- [Directions]: Please return all of the data exactly as written.
● ● ●
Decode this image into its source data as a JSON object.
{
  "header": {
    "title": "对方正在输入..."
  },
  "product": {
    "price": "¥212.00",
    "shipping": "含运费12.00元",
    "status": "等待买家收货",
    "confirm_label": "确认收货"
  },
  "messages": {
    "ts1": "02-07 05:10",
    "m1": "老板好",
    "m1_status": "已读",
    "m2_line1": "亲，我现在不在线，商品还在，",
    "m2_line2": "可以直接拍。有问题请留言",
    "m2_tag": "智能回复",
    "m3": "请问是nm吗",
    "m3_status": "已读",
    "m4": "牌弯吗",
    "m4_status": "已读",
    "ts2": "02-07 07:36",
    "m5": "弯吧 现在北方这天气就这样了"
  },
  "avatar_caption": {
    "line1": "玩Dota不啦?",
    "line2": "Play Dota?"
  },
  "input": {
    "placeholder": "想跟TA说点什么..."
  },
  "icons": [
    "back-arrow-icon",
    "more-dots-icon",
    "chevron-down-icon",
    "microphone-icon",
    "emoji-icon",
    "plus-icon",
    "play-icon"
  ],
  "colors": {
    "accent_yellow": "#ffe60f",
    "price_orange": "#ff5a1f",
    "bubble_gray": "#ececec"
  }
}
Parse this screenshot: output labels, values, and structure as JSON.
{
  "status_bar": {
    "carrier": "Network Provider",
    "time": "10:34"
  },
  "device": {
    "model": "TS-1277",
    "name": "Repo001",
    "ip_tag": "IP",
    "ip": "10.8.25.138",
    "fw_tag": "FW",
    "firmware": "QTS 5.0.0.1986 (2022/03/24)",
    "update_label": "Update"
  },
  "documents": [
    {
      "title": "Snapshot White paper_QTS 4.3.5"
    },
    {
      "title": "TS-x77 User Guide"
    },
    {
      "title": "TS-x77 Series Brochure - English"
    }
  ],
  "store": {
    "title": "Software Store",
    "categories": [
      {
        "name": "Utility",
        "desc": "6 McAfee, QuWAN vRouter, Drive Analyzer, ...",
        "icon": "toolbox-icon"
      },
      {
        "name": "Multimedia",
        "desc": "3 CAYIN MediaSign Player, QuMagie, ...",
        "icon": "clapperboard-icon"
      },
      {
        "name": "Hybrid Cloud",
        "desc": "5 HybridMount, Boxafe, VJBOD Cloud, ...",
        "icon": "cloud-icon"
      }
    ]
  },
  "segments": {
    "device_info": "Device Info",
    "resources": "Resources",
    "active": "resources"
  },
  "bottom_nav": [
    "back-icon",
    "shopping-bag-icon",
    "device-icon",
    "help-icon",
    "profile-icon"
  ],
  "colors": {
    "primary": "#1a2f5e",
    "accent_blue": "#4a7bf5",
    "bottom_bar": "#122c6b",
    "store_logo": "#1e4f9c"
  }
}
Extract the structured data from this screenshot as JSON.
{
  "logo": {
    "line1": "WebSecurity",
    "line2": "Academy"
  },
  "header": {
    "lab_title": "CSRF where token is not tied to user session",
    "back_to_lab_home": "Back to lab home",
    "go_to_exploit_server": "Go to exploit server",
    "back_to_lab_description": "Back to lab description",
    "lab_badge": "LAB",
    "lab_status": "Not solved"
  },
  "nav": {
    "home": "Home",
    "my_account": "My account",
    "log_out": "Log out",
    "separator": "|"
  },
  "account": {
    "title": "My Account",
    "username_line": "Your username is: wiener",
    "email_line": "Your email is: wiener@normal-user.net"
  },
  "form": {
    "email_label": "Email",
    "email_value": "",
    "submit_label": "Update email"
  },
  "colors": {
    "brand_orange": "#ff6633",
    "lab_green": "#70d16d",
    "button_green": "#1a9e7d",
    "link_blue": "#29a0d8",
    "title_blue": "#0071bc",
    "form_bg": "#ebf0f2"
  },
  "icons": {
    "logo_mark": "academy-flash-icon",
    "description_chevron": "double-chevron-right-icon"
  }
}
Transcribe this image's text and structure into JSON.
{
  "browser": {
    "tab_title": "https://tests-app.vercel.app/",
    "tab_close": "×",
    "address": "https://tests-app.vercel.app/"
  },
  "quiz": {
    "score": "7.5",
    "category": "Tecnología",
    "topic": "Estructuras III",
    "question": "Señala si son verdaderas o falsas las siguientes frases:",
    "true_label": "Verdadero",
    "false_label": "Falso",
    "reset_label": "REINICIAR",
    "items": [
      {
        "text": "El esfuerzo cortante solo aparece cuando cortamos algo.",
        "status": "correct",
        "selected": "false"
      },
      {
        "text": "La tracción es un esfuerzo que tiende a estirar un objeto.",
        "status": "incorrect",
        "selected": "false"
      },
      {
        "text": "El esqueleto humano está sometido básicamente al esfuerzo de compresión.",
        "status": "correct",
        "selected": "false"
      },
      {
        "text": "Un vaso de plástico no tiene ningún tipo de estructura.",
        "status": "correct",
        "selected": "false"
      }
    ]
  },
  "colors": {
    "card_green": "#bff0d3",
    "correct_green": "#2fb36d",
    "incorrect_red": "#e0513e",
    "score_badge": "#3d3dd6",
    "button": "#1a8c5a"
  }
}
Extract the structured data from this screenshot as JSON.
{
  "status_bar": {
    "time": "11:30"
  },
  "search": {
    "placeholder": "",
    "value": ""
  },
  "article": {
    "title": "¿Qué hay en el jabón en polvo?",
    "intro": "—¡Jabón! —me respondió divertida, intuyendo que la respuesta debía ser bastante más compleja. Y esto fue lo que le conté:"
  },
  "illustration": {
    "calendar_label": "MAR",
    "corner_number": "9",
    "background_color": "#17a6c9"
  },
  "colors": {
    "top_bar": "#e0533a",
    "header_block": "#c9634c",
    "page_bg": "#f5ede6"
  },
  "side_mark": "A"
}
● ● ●
- [Written solution]:
Decode this image into its source data as a JSON object.
{
  "header": {
    "title": "对方正在输入..."
  },
  "product": {
    "price": "¥212.00",
    "shipping": "含运费12.00元",
    "status": "等待买家收货",
    "confirm_label": "确认收货"
  },
  "messages": {
    "ts1": "02-07 05:10",
    "m1": "老板好",
    "m1_status": "已读",
    "m2_line1": "亲，我现在不在线，商品还在，",
    "m2_line2": "可以直接拍。有问题请留言",
    "m2_tag": "智能回复",
    "m3": "请问是nm吗",
    "m3_status": "已读",
    "m4": "牌弯吗",
    "m4_status": "已读",
    "ts2": "02-07 07:36",
    "m5": "弯吧 现在北方这天气就这样了"
  },
  "avatar_caption": {
    "line1": "玩Dota不啦?",
    "line2": "Play Dota?"
  },
  "input": {
    "placeholder": "想跟TA说点什么..."
  },
  "icons": [
    "back-arrow-icon",
    "more-dots-icon",
    "chevron-down-icon",
    "microphone-icon",
    "emoji-icon",
    "plus-icon",
    "play-icon"
  ],
  "colors": {
    "accent_yellow": "#ffe60f",
    "price_orange": "#ff5a1f",
    "bubble_gray": "#ececec"
  }
}
Parse this screenshot: output labels, values, and structure as JSON.
{
  "status_bar": {
    "carrier": "Network Provider",
    "time": "10:34"
  },
  "device": {
    "model": "TS-1277",
    "name": "Repo001",
    "ip_tag": "IP",
    "ip": "10.8.25.138",
    "fw_tag": "FW",
    "firmware": "QTS 5.0.0.1986 (2022/03/24)",
    "update_label": "Update"
  },
  "documents": [
    {
      "title": "Snapshot White paper_QTS 4.3.5"
    },
    {
      "title": "TS-x77 User Guide"
    },
    {
      "title": "TS-x77 Series Brochure - English"
    }
  ],
  "store": {
    "title": "Software Store",
    "categories": [
      {
        "name": "Utility",
        "desc": "6 McAfee, QuWAN vRouter, Drive Analyzer, ...",
        "icon": "toolbox-icon"
      },
      {
        "name": "Multimedia",
        "desc": "3 CAYIN MediaSign Player, QuMagie, ...",
        "icon": "clapperboard-icon"
      },
      {
        "name": "Hybrid Cloud",
        "desc": "5 HybridMount, Boxafe, VJBOD Cloud, ...",
        "icon": "cloud-icon"
      }
    ]
  },
  "segments": {
    "device_info": "Device Info",
    "resources": "Resources",
    "active": "resources"
  },
  "bottom_nav": [
    "back-icon",
    "shopping-bag-icon",
    "device-icon",
    "help-icon",
    "profile-icon"
  ],
  "colors": {
    "primary": "#1a2f5e",
    "accent_blue": "#4a7bf5",
    "bottom_bar": "#122c6b",
    "store_logo": "#1e4f9c"
  }
}
Extract the structured data from this screenshot as JSON.
{
  "logo": {
    "line1": "WebSecurity",
    "line2": "Academy"
  },
  "header": {
    "lab_title": "CSRF where token is not tied to user session",
    "back_to_lab_home": "Back to lab home",
    "go_to_exploit_server": "Go to exploit server",
    "back_to_lab_description": "Back to lab description",
    "lab_badge": "LAB",
    "lab_status": "Not solved"
  },
  "nav": {
    "home": "Home",
    "my_account": "My account",
    "log_out": "Log out",
    "separator": "|"
  },
  "account": {
    "title": "My Account",
    "username_line": "Your username is: wiener",
    "email_line": "Your email is: wiener@normal-user.net"
  },
  "form": {
    "email_label": "Email",
    "email_value": "",
    "submit_label": "Update email"
  },
  "colors": {
    "brand_orange": "#ff6633",
    "lab_green": "#70d16d",
    "button_green": "#1a9e7d",
    "link_blue": "#29a0d8",
    "title_blue": "#0071bc",
    "form_bg": "#ebf0f2"
  },
  "icons": {
    "logo_mark": "academy-flash-icon",
    "description_chevron": "double-chevron-right-icon"
  }
}
Transcribe this image's text and structure into JSON.
{
  "browser": {
    "tab_title": "https://tests-app.vercel.app/",
    "tab_close": "×",
    "address": "https://tests-app.vercel.app/"
  },
  "quiz": {
    "score": "7.5",
    "category": "Tecnología",
    "topic": "Estructuras III",
    "question": "Señala si son verdaderas o falsas las siguientes frases:",
    "true_label": "Verdadero",
    "false_label": "Falso",
    "reset_label": "REINICIAR",
    "items": [
      {
        "text": "El esfuerzo cortante solo aparece cuando cortamos algo.",
        "status": "correct",
        "selected": "false"
      },
      {
        "text": "La tracción es un esfuerzo que tiende a estirar un objeto.",
        "status": "incorrect",
        "selected": "false"
      },
      {
        "text": "El esqueleto humano está sometido básicamente al esfuerzo de compresión.",
        "status": "correct",
        "selected": "false"
      },
      {
        "text": "Un vaso de plástico no tiene ningún tipo de estructura.",
        "status": "correct",
        "selected": "false"
      }
    ]
  },
  "colors": {
    "card_green": "#bff0d3",
    "correct_green": "#2fb36d",
    "incorrect_red": "#e0513e",
    "score_badge": "#3d3dd6",
    "button": "#1a8c5a"
  }
}
Extract the structured data from this screenshot as JSON.
{
  "status_bar": {
    "time": "11:30"
  },
  "search": {
    "placeholder": "",
    "value": ""
  },
  "article": {
    "title": "¿Qué hay en el jabón en polvo?",
    "intro": "—¡Jabón! —me respondió divertida, intuyendo que la respuesta debía ser bastante más compleja. Y esto fue lo que le conté:"
  },
  "illustration": {
    "calendar_label": "MAR",
    "corner_number": "9",
    "background_color": "#17a6c9"
  },
  "colors": {
    "top_bar": "#e0533a",
    "header_block": "#c9634c",
    "page_bg": "#f5ede6"
  },
  "side_mark": "A"
}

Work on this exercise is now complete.